THAT ANDY HECK PLAYED both sides of the ball was obvious from other articles written during the time.
Woodson's former coach, John Cox, was quoted in the 1983 Connection football preview as saying, "We are not that deep so we have four guys playing two ways but that is also a credit to their athletic ability."
The Mt. Vernon head coach at the time, Bruce Patrick, said Heck was a dominant player. He said that Mt. Vernon won two regional championships during Heck's time at Woodson, and that the Cavaliers defeated the Majors both times. Patrick added that games against the Cavaliers were simply physical, and that Heck stood out in those games.
"He was 6-foot-6, but he could run, he was agile and he had great jumping ability," said Patrick.
On top of his football accomplishments with Woodson, Heck was also a basketball star and a track and field competitor. In 1984, Andy Heck earned a discus state title in outdoor track and field.
"He was a tight end, he played defense, he played basketball and he could throw a discus, and that says a lot about his athletic ability," said Patrick.
The former Groveton High School coach, Gerry Pannoni - who also spent some time as a head coach at Woodson - remembers Heck as a middle linebacker and a tight end.
"He was a beast," said Pannoni, echoing the thoughts of other coaches on Heck's physical abilities. "Few kids played football the way he did back then. He was a big kid who could run the field. On offense, he was blocking the whole side of the line."
AFTER COUNTLESS BIG PLAYS at Woodson, Heck went to Notre Dame to play football. The Fighting Irish went 12-0 in 1988, with Heck as one the team's captains. That team, Heck's senior year, won the national championship, and Heck was selected as a first-team All-American. He played tight end for Notre Dame at first, but then switched over to play as an offensive tackle. Heck was drafted in the first round of the 1989 NFL Draft by the Seattle Seahawks, 15th overall. He played five seasons with the Seahawks, in four of which he played all 16 games. He then left Seattle for the Chicago Bears, and played another five seasons in Chicago. He finished his 12-year NFL career in Washington, playing the last two years with the Redskins. Altogether, Heck played in 185 NFL games from 1989 to 2000.

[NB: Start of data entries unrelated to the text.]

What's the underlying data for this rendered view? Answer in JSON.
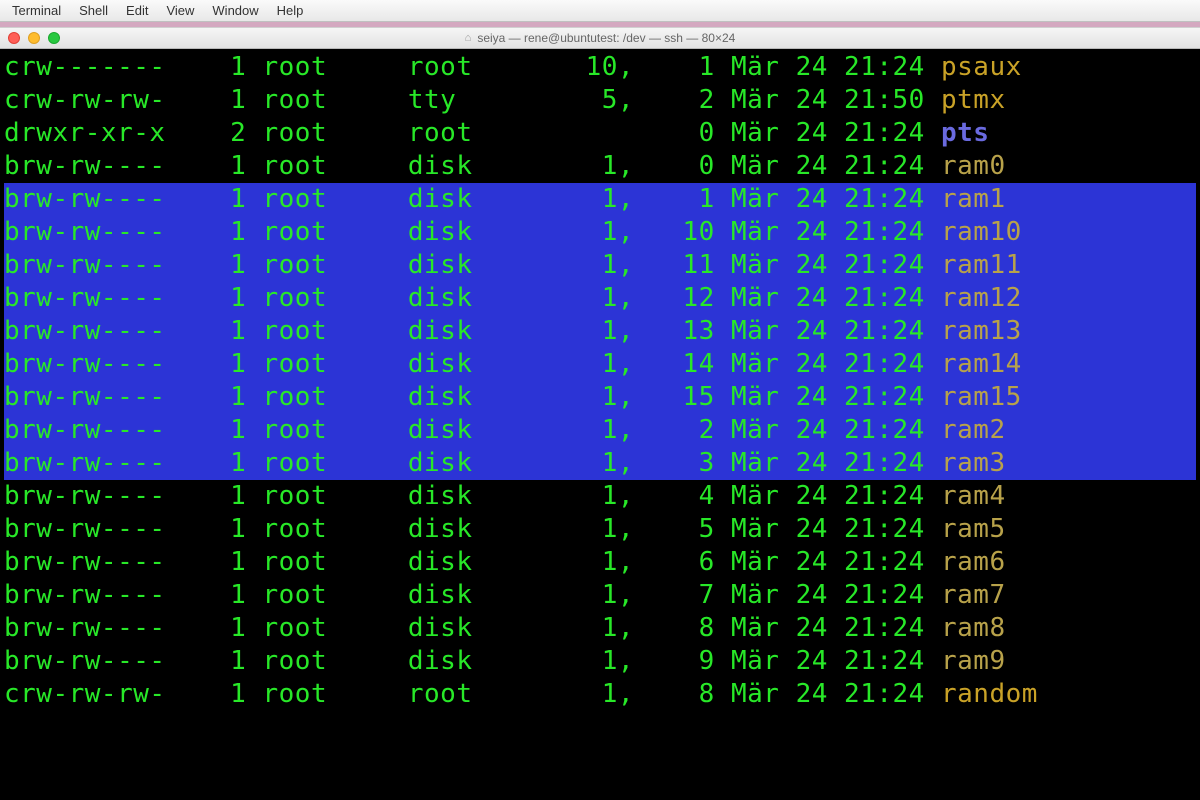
{
  "menubar": {
    "items": [
      "Terminal",
      "Shell",
      "Edit",
      "View",
      "Window",
      "Help"
    ]
  },
  "window": {
    "title": "seiya — rene@ubuntutest: /dev — ssh — 80×24"
  },
  "rows": [
    {
      "sel": false,
      "perm": "crw-------",
      "links": "1",
      "user": "root",
      "group": "root",
      "maj": "10,",
      "min": "1",
      "date": "Mär 24 21:24",
      "name": "psaux",
      "nclass": "c-name-yellow"
    },
    {
      "sel": false,
      "perm": "crw-rw-rw-",
      "links": "1",
      "user": "root",
      "group": "tty",
      "maj": "5,",
      "min": "2",
      "date": "Mär 24 21:50",
      "name": "ptmx",
      "nclass": "c-name-yellow"
    },
    {
      "sel": false,
      "perm": "drwxr-xr-x",
      "links": "2",
      "user": "root",
      "group": "root",
      "maj": "",
      "min": "0",
      "date": "Mär 24 21:24",
      "name": "pts",
      "nclass": "c-name-blue"
    },
    {
      "sel": false,
      "perm": "brw-rw----",
      "links": "1",
      "user": "root",
      "group": "disk",
      "maj": "1,",
      "min": "0",
      "date": "Mär 24 21:24",
      "name": "ram0",
      "nclass": "c-name-olive"
    },
    {
      "sel": true,
      "perm": "brw-rw----",
      "links": "1",
      "user": "root",
      "group": "disk",
      "maj": "1,",
      "min": "1",
      "date": "Mär 24 21:24",
      "name": "ram1",
      "nclass": "c-name-olive"
    },
    {
      "sel": true,
      "perm": "brw-rw----",
      "links": "1",
      "user": "root",
      "group": "disk",
      "maj": "1,",
      "min": "10",
      "date": "Mär 24 21:24",
      "name": "ram10",
      "nclass": "c-name-olive"
    },
    {
      "sel": true,
      "perm": "brw-rw----",
      "links": "1",
      "user": "root",
      "group": "disk",
      "maj": "1,",
      "min": "11",
      "date": "Mär 24 21:24",
      "name": "ram11",
      "nclass": "c-name-olive"
    },
    {
      "sel": true,
      "perm": "brw-rw----",
      "links": "1",
      "user": "root",
      "group": "disk",
      "maj": "1,",
      "min": "12",
      "date": "Mär 24 21:24",
      "name": "ram12",
      "nclass": "c-name-olive"
    },
    {
      "sel": true,
      "perm": "brw-rw----",
      "links": "1",
      "user": "root",
      "group": "disk",
      "maj": "1,",
      "min": "13",
      "date": "Mär 24 21:24",
      "name": "ram13",
      "nclass": "c-name-olive"
    },
    {
      "sel": true,
      "perm": "brw-rw----",
      "links": "1",
      "user": "root",
      "group": "disk",
      "maj": "1,",
      "min": "14",
      "date": "Mär 24 21:24",
      "name": "ram14",
      "nclass": "c-name-olive"
    },
    {
      "sel": true,
      "perm": "brw-rw----",
      "links": "1",
      "user": "root",
      "group": "disk",
      "maj": "1,",
      "min": "15",
      "date": "Mär 24 21:24",
      "name": "ram15",
      "nclass": "c-name-olive"
    },
    {
      "sel": true,
      "perm": "brw-rw----",
      "links": "1",
      "user": "root",
      "group": "disk",
      "maj": "1,",
      "min": "2",
      "date": "Mär 24 21:24",
      "name": "ram2",
      "nclass": "c-name-olive"
    },
    {
      "sel": true,
      "perm": "brw-rw----",
      "links": "1",
      "user": "root",
      "group": "disk",
      "maj": "1,",
      "min": "3",
      "date": "Mär 24 21:24",
      "name": "ram3",
      "nclass": "c-name-olive"
    },
    {
      "sel": false,
      "perm": "brw-rw----",
      "links": "1",
      "user": "root",
      "group": "disk",
      "maj": "1,",
      "min": "4",
      "date": "Mär 24 21:24",
      "name": "ram4",
      "nclass": "c-name-olive"
    },
    {
      "sel": false,
      "perm": "brw-rw----",
      "links": "1",
      "user": "root",
      "group": "disk",
      "maj": "1,",
      "min": "5",
      "date": "Mär 24 21:24",
      "name": "ram5",
      "nclass": "c-name-olive"
    },
    {
      "sel": false,
      "perm": "brw-rw----",
      "links": "1",
      "user": "root",
      "group": "disk",
      "maj": "1,",
      "min": "6",
      "date": "Mär 24 21:24",
      "name": "ram6",
      "nclass": "c-name-olive"
    },
    {
      "sel": false,
      "perm": "brw-rw----",
      "links": "1",
      "user": "root",
      "group": "disk",
      "maj": "1,",
      "min": "7",
      "date": "Mär 24 21:24",
      "name": "ram7",
      "nclass": "c-name-olive"
    },
    {
      "sel": false,
      "perm": "brw-rw----",
      "links": "1",
      "user": "root",
      "group": "disk",
      "maj": "1,",
      "min": "8",
      "date": "Mär 24 21:24",
      "name": "ram8",
      "nclass": "c-name-olive"
    },
    {
      "sel": false,
      "perm": "brw-rw----",
      "links": "1",
      "user": "root",
      "group": "disk",
      "maj": "1,",
      "min": "9",
      "date": "Mär 24 21:24",
      "name": "ram9",
      "nclass": "c-name-olive"
    },
    {
      "sel": false,
      "perm": "crw-rw-rw-",
      "links": "1",
      "user": "root",
      "group": "root",
      "maj": "1,",
      "min": "8",
      "date": "Mär 24 21:24",
      "name": "random",
      "nclass": "c-name-yellow"
    }
  ]
}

In 2001, Heck became an assistant coach with the University of Virginia football team. It was during that time that Patrick saw Heck. He said Heck still remembers a game which Mt. Vernon barely won over Woodson, after an official ruled that Heck's touchdown catch was out of bounds.

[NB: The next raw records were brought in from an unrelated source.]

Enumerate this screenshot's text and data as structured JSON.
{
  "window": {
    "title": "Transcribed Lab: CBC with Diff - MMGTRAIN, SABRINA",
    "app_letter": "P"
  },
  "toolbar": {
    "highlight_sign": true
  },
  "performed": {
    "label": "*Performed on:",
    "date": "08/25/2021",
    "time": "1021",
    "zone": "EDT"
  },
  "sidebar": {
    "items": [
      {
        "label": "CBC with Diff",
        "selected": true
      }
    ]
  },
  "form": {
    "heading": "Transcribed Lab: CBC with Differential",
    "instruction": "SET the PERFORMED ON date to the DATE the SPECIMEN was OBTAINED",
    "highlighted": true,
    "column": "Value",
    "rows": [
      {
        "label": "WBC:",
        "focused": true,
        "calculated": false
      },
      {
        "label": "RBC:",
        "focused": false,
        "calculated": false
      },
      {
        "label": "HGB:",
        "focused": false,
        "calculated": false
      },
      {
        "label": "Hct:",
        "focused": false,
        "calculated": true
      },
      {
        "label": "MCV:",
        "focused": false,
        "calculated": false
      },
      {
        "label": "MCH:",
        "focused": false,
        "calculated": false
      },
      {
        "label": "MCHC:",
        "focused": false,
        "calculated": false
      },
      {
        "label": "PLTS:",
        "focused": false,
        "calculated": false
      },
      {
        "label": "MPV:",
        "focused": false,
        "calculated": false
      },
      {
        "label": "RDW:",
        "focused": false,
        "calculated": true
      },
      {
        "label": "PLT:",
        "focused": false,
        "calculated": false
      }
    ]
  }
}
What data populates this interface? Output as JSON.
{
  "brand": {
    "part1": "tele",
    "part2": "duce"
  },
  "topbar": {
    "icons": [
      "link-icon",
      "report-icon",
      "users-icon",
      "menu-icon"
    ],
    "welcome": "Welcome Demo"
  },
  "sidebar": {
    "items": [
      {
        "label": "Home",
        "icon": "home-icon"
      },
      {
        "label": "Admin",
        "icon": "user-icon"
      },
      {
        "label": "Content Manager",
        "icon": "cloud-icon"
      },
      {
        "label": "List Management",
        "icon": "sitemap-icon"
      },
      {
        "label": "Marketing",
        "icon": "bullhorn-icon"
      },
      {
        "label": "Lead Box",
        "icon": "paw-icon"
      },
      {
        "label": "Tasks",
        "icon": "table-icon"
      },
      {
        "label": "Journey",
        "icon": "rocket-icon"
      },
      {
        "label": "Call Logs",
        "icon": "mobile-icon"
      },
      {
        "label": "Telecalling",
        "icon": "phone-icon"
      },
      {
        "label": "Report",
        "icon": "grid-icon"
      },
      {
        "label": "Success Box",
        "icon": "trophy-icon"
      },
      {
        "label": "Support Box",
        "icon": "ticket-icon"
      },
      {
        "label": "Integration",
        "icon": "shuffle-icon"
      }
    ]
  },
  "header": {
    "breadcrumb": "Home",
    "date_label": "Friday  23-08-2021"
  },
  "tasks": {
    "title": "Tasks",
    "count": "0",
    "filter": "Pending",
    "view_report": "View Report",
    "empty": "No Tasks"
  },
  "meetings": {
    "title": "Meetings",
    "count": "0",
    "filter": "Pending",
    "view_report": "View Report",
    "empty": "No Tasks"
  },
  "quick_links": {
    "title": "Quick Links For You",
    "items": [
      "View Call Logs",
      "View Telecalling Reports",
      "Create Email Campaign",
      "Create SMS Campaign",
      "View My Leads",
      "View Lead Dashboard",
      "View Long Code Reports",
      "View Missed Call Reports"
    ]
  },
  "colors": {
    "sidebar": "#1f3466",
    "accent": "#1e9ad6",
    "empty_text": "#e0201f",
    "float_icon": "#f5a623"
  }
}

"I saw him down there [at UVA] and he turned to me and said, 'Coach I wasn't out,'" said Patrick.
WHILE THE LOCAL COACHES who remember Heck remember his physical dominance, they also agree that he was a true class act athlete.
"He was a competitor, a gentleman and a scholar," said Patrick. "He was a coach's dream and a role model for many kids in the region."

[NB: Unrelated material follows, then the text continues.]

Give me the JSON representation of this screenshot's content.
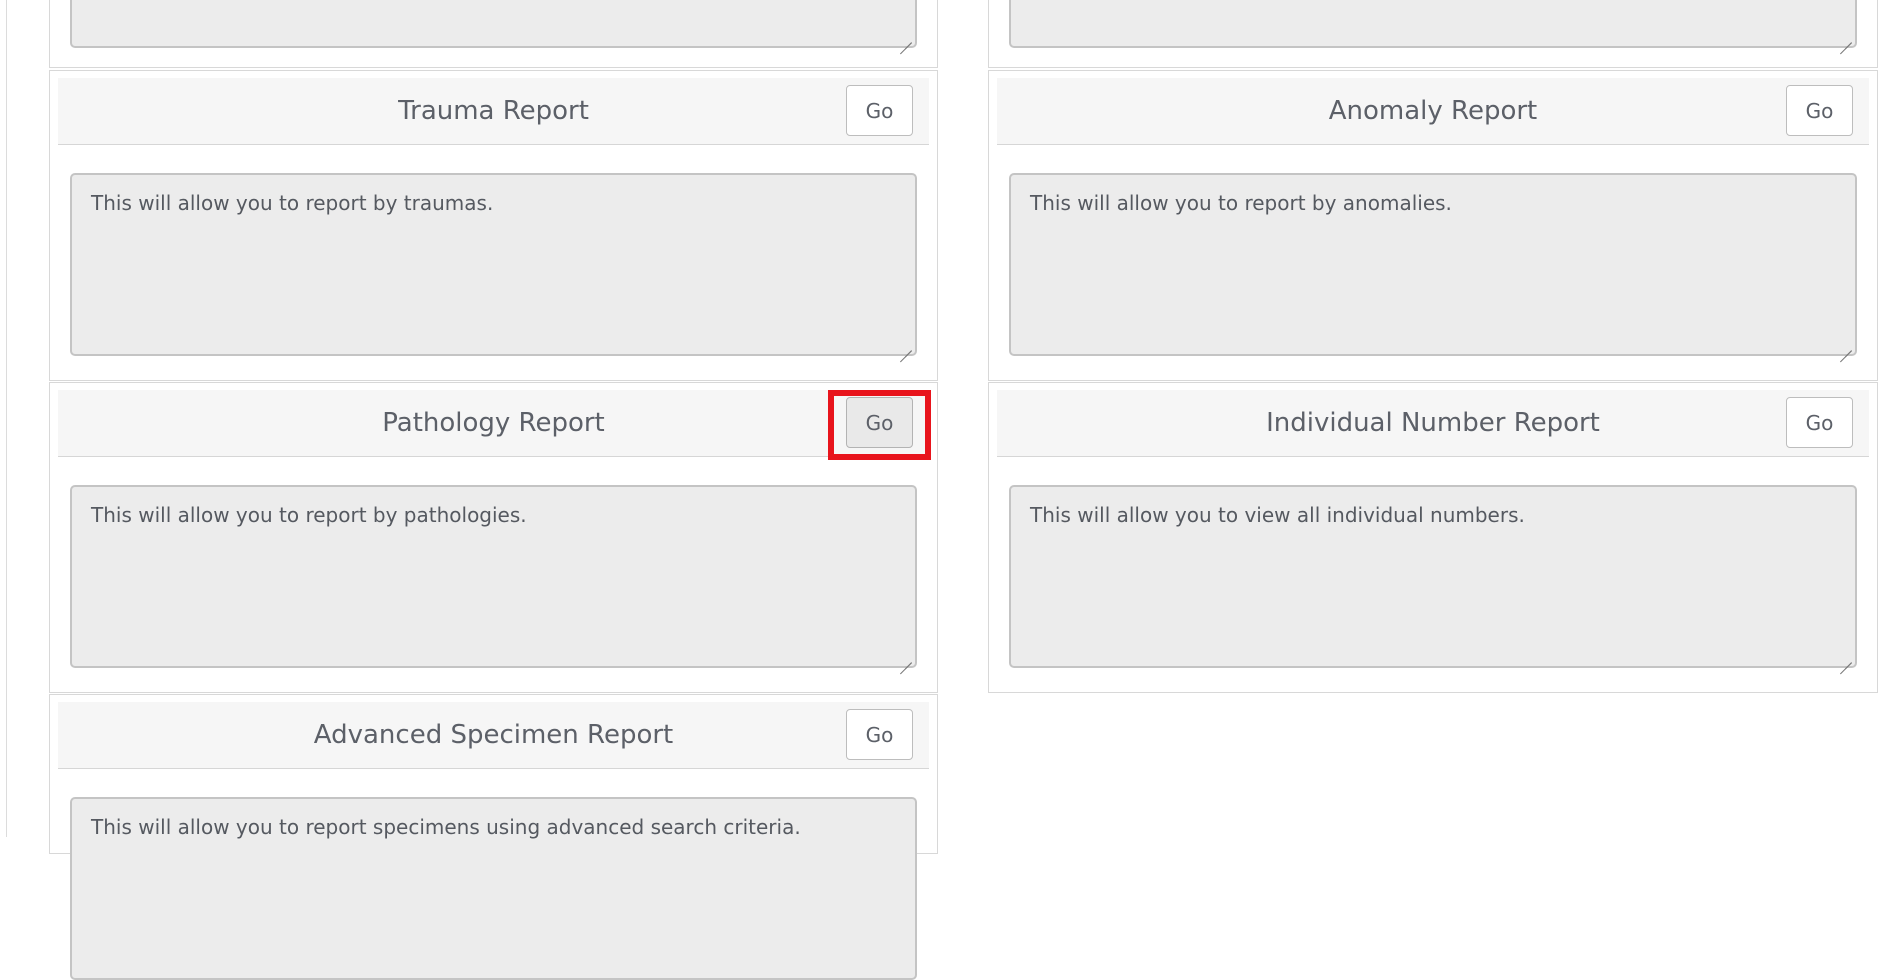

Furman agreed, and added: "He was one of the best big men that ever played. He was a class athlete and he really represented our region and state on the football field."
After three years at UVA, Heck became an assistant coach with the Jacksonville Jaguars of the NFL in 2004. He has stayed in touch with the community over the years. Pannoni said Heck donated about 100 pairs of cleats to Woodson a few years ago. Also, during his playing days in the NFL, Heck's fifth grade teacher from Annandale won the NFL Teacher of the Year Award in 1994, after Heck nominated her for it
Andy Heck is 20 in a survey of the area's Top 100 Athletes by Connection Newspapers in 2000.